### Task
Every line that holds the word "true" needs to be copied from the data below.

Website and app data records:
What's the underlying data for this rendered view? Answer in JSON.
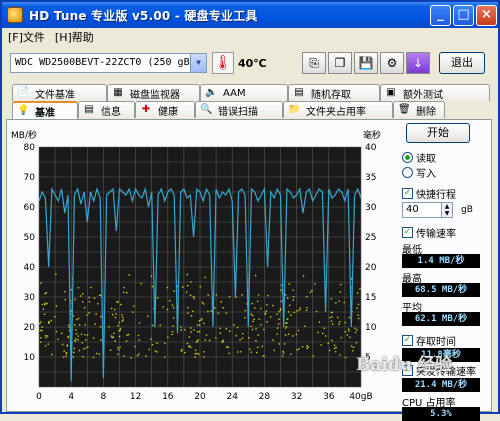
{
  "window": {
    "title": "HD Tune 专业版 v5.00 - 硬盘专业工具",
    "minimize": "_",
    "maximize": "□",
    "close": "×"
  },
  "menu": [
    "[F]文件",
    "[H]帮助"
  ],
  "toolbar": {
    "drive": "WDC WD2500BEVT-22ZCT0 (250 gB)",
    "temperature": "40℃",
    "exit": "退出",
    "icons": [
      "thermometer-icon",
      "copy-icon",
      "copy-text-icon",
      "save-icon",
      "options-icon",
      "download-icon"
    ]
  },
  "tabs_row1": [
    {
      "label": "文件基准",
      "icon": "file-benchmark-icon"
    },
    {
      "label": "磁盘监视器",
      "icon": "disk-monitor-icon"
    },
    {
      "label": "AAM",
      "icon": "speaker-icon"
    },
    {
      "label": "随机存取",
      "icon": "random-access-icon"
    },
    {
      "label": "额外测试",
      "icon": "extra-tests-icon"
    }
  ],
  "tabs_row2": [
    {
      "label": "基准",
      "icon": "benchmark-icon",
      "active": true
    },
    {
      "label": "信息",
      "icon": "info-icon"
    },
    {
      "label": "健康",
      "icon": "health-icon"
    },
    {
      "label": "错误扫描",
      "icon": "error-scan-icon"
    },
    {
      "label": "文件夹占用率",
      "icon": "folder-usage-icon"
    },
    {
      "label": "删除",
      "icon": "erase-icon"
    }
  ],
  "controls": {
    "start": "开始",
    "read": "读取",
    "write": "写入",
    "read_selected": true,
    "short_stroke": "快捷行程",
    "short_stroke_value": "40",
    "short_stroke_unit": "gB",
    "transfer_rate": "传输速率",
    "min_label": "最低",
    "min_value": "1.4 MB/秒",
    "max_label": "最高",
    "max_value": "68.5 MB/秒",
    "avg_label": "平均",
    "avg_value": "62.1 MB/秒",
    "access_time": "存取时间",
    "access_value": "11.8毫秒",
    "burst_label": "突发传输速率",
    "burst_value": "21.4 MB/秒",
    "cpu_label": "CPU 占用率",
    "cpu_value": "5.3%"
  },
  "colors": {
    "plot_bg": "#1a1a1a",
    "grid": "#5a5a5a",
    "transfer_line": "#3aa7cf",
    "access_points": "#d4d21a",
    "title_blue": "#0054e3"
  },
  "chart_data": {
    "type": "line",
    "y_left_label": "MB/秒",
    "y_right_label": "毫秒",
    "x_unit": "gB",
    "x_ticks": [
      "0",
      "4",
      "8",
      "12",
      "16",
      "20",
      "24",
      "28",
      "32",
      "36",
      "40gB"
    ],
    "y_left_ticks": [
      "80",
      "70",
      "60",
      "50",
      "40",
      "30",
      "20",
      "10"
    ],
    "y_right_ticks": [
      "40",
      "35",
      "30",
      "25",
      "20",
      "15",
      "10",
      "5"
    ],
    "xlim": [
      0,
      40
    ],
    "ylim_left": [
      0,
      80
    ],
    "ylim_right": [
      0,
      40
    ],
    "grid": true,
    "series": [
      {
        "kind": "transfer_rate",
        "x": [
          0,
          0.4,
          0.8,
          1.2,
          1.6,
          2.0,
          2.4,
          2.8,
          3.2,
          3.6,
          4.0,
          4.4,
          4.8,
          5.2,
          5.6,
          6.0,
          6.4,
          6.8,
          7.2,
          7.6,
          8.0,
          8.4,
          8.8,
          9.2,
          9.6,
          10.0,
          10.4,
          10.8,
          11.2,
          11.6,
          12.0,
          12.4,
          12.8,
          13.2,
          13.6,
          14.0,
          14.4,
          14.8,
          15.2,
          15.6,
          16.0,
          16.4,
          16.8,
          17.2,
          17.6,
          18.0,
          18.4,
          18.8,
          19.2,
          19.6,
          20.0,
          20.4,
          20.8,
          21.2,
          21.6,
          22.0,
          22.4,
          22.8,
          23.2,
          23.6,
          24.0,
          24.4,
          24.8,
          25.2,
          25.6,
          26.0,
          26.4,
          26.8,
          27.2,
          27.6,
          28.0,
          28.4,
          28.8,
          29.2,
          29.6,
          30.0,
          30.4,
          30.8,
          31.2,
          31.6,
          32.0,
          32.4,
          32.8,
          33.2,
          33.6,
          34.0,
          34.4,
          34.8,
          35.2,
          35.6,
          36.0,
          36.4,
          36.8,
          37.2,
          37.6,
          38.0,
          38.4,
          38.8,
          39.2,
          39.6,
          40.0
        ],
        "y": [
          62,
          65,
          63,
          40,
          66,
          64,
          62,
          66,
          58,
          64,
          2,
          64,
          66,
          61,
          65,
          55,
          65,
          62,
          66,
          63,
          3,
          64,
          65,
          66,
          52,
          66,
          65,
          64,
          66,
          62,
          66,
          64,
          63,
          66,
          60,
          65,
          20,
          64,
          66,
          62,
          65,
          66,
          64,
          18,
          65,
          66,
          63,
          64,
          50,
          66,
          65,
          62,
          66,
          64,
          20,
          66,
          63,
          65,
          64,
          66,
          62,
          30,
          65,
          66,
          64,
          20,
          66,
          65,
          62,
          64,
          66,
          40,
          65,
          63,
          66,
          64,
          20,
          66,
          65,
          63,
          64,
          66,
          58,
          65,
          66,
          62,
          64,
          66,
          65,
          25,
          66,
          63,
          64,
          66,
          65,
          62,
          66,
          20,
          64,
          66,
          63
        ]
      },
      {
        "kind": "access_time",
        "style": "scatter",
        "summary": "dense scatter between roughly 5 and 20 ms across full range"
      }
    ]
  },
  "watermark": "Baidu 经验"
}
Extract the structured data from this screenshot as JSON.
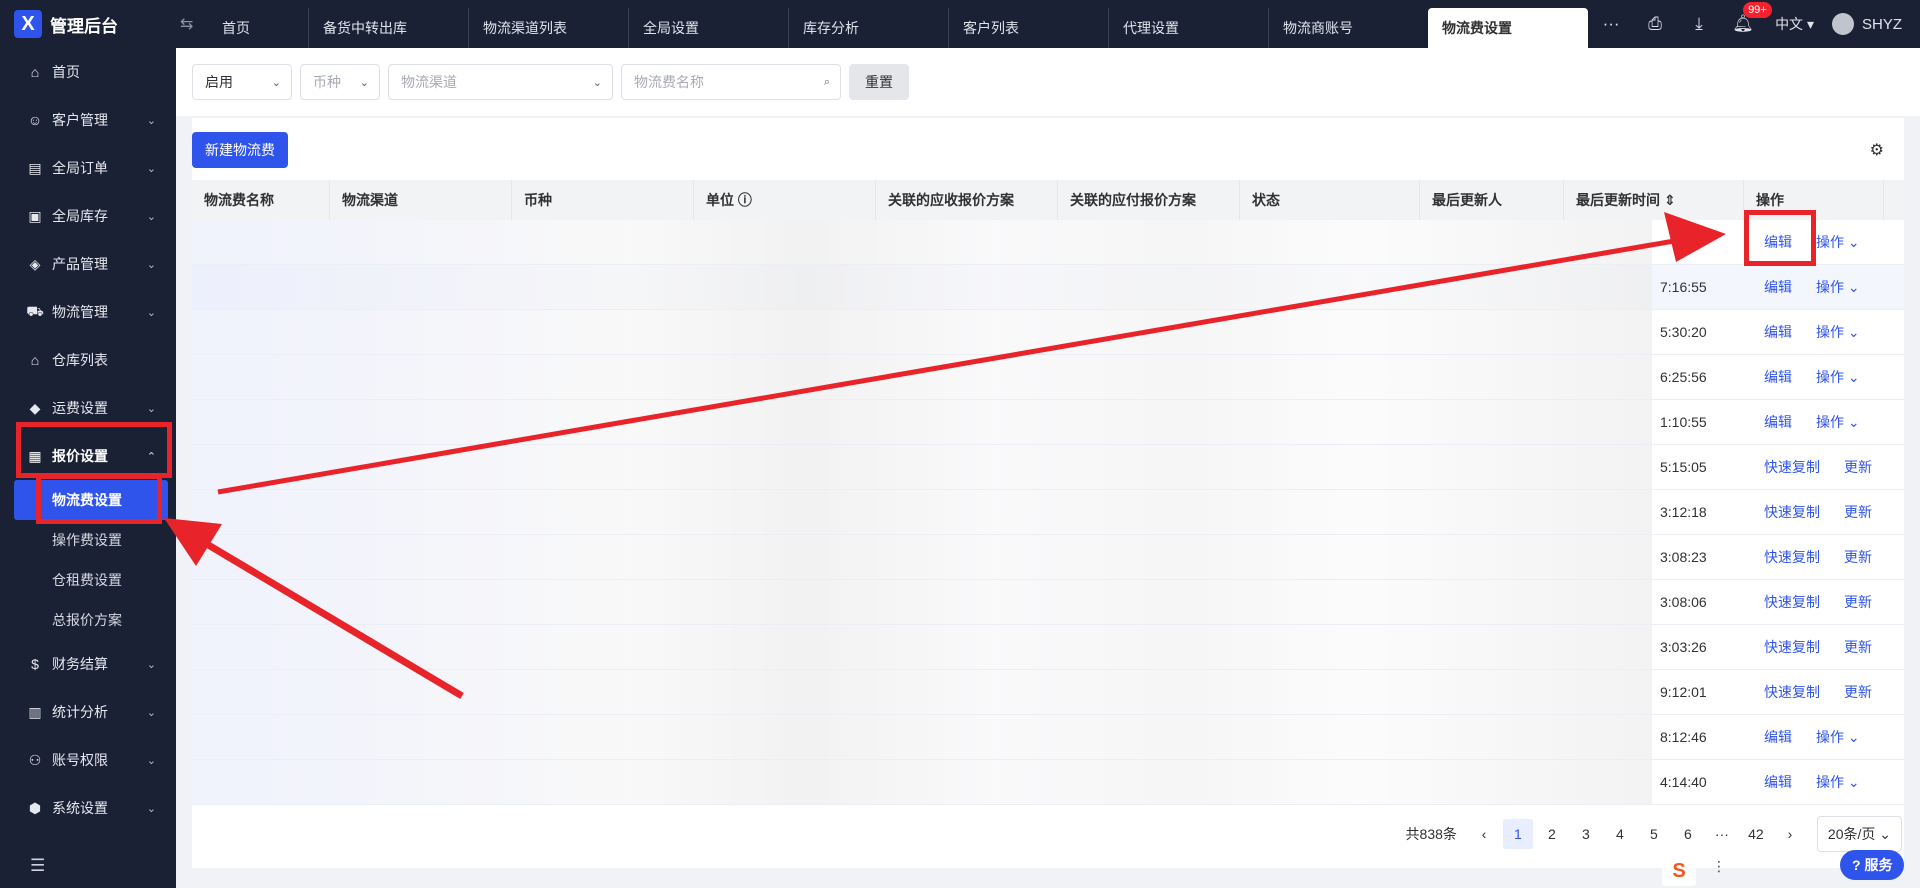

### Your solution
      "active": true
    "read_selected": true,
    "grid": true,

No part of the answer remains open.